I need only the number of lines in this data that contain the string "eIDs".

------ Records supplied ------

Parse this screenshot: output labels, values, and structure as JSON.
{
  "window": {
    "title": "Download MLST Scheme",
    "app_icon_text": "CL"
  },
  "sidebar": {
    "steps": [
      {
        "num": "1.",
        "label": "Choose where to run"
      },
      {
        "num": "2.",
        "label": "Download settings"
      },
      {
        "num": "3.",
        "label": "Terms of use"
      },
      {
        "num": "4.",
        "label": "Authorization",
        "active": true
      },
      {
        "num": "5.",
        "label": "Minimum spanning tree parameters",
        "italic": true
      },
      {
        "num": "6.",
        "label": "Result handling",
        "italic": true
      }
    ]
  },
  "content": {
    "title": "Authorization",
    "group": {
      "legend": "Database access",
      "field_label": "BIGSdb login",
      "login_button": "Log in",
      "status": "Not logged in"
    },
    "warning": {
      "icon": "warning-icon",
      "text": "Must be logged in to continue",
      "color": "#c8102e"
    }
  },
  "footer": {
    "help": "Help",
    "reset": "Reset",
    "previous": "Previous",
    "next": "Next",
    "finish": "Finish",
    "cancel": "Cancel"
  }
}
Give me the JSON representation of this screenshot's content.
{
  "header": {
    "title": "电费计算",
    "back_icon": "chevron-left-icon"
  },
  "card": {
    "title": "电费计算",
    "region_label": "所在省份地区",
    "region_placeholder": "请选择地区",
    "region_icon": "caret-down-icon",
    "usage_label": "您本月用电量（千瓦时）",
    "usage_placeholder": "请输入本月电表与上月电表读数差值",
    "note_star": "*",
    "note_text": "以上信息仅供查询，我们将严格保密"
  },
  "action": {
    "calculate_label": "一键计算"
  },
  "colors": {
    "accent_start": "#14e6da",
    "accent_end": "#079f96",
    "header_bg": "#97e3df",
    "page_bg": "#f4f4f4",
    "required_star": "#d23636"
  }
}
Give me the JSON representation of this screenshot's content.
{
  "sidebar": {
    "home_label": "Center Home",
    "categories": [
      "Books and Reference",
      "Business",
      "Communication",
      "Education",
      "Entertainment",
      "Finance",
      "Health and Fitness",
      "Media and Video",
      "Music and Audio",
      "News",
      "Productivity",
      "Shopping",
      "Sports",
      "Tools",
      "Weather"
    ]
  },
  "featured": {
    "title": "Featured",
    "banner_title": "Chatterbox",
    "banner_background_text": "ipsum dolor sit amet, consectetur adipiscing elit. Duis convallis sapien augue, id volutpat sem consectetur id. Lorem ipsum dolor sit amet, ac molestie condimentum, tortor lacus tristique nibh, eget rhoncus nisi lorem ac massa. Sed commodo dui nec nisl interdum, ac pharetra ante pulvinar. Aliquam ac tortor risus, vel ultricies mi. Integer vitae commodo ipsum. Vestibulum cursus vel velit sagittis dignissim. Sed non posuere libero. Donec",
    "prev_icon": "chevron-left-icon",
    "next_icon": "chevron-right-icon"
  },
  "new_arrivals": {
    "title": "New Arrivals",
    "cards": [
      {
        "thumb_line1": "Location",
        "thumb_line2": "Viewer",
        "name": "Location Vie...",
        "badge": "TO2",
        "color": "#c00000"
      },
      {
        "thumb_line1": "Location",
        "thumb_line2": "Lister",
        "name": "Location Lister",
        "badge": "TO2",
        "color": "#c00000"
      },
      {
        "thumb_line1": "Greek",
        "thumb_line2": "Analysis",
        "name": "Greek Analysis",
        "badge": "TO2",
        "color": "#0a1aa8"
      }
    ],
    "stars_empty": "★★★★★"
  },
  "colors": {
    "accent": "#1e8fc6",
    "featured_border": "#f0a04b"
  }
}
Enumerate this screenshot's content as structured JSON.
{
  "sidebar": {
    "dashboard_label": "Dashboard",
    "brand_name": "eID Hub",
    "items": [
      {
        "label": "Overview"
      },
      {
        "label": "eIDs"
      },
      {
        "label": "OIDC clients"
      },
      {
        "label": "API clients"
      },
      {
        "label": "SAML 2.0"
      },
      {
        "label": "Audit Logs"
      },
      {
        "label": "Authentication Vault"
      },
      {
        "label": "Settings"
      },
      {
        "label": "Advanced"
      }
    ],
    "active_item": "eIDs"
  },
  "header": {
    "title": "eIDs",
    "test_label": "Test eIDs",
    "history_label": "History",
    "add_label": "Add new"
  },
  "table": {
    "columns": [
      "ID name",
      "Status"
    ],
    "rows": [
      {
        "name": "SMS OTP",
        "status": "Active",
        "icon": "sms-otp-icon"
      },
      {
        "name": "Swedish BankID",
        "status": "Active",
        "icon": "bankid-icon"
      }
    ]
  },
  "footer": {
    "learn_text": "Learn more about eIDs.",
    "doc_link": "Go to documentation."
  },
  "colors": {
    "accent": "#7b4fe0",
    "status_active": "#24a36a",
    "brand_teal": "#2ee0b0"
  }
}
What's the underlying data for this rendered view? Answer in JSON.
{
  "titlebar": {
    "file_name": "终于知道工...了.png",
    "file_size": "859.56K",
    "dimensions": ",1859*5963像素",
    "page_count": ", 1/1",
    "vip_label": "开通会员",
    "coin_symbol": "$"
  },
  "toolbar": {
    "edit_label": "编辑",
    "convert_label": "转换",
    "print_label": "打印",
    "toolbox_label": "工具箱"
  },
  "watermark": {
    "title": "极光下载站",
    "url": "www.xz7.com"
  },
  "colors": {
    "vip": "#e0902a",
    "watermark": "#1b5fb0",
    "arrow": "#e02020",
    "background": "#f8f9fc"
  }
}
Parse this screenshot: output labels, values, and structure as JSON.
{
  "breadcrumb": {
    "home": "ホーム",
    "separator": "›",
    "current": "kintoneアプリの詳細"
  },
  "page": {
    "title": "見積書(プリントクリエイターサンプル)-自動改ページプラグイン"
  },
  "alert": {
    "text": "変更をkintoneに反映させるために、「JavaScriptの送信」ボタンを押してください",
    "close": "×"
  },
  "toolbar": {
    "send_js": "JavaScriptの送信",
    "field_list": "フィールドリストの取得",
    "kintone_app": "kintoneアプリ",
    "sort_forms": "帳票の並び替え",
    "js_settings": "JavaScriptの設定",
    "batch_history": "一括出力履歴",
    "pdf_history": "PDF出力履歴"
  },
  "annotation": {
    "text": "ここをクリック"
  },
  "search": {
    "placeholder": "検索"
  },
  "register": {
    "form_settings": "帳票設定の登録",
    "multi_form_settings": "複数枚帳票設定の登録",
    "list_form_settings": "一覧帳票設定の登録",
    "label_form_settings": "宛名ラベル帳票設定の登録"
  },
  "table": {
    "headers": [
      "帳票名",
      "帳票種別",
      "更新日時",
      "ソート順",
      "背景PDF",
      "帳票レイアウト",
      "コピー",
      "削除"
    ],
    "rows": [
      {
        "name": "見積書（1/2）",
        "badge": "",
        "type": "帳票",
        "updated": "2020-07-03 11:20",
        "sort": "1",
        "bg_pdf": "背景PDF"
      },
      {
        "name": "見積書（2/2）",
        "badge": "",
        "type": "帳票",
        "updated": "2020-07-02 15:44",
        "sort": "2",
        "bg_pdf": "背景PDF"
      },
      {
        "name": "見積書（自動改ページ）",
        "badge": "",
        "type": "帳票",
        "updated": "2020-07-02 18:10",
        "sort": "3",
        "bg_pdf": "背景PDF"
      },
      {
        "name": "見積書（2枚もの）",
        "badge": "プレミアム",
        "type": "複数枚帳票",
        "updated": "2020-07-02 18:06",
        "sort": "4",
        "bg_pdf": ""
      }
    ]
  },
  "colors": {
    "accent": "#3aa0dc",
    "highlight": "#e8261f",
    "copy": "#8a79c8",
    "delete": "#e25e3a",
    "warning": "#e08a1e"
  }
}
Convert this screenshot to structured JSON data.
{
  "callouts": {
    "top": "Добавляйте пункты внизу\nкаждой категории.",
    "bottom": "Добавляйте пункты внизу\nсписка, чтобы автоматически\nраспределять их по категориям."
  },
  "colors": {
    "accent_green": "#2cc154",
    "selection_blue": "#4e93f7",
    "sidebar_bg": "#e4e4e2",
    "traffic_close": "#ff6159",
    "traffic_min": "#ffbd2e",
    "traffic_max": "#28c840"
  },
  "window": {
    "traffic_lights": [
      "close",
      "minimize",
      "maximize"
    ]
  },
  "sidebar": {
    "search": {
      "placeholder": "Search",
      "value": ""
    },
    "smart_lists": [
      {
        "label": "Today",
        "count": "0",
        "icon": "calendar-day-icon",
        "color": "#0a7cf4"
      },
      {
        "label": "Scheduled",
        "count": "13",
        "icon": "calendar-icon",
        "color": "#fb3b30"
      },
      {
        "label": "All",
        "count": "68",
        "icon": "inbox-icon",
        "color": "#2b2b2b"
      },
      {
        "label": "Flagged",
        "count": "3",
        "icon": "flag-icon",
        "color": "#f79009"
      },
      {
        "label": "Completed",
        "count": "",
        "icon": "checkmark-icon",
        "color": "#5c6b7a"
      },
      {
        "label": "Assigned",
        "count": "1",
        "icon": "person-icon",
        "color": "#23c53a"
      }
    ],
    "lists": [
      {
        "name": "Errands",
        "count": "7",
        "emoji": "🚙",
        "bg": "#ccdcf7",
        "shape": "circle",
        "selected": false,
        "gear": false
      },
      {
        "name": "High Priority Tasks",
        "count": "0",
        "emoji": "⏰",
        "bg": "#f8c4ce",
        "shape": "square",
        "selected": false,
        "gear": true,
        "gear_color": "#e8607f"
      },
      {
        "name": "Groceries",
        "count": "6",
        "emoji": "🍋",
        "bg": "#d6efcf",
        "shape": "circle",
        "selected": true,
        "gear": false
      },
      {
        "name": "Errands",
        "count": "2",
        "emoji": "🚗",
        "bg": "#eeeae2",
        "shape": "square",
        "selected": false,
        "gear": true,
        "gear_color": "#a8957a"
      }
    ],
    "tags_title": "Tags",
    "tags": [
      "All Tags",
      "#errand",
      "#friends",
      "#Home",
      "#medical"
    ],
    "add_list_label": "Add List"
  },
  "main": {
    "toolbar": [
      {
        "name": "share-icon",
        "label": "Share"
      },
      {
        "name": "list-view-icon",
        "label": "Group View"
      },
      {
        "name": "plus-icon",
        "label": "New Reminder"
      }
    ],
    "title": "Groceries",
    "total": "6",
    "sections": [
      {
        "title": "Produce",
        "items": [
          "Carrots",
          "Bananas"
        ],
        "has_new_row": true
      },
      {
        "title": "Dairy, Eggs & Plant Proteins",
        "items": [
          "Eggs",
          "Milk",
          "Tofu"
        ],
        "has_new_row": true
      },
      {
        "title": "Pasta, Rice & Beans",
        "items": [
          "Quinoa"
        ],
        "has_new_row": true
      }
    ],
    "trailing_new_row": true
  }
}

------

* Task answer *
5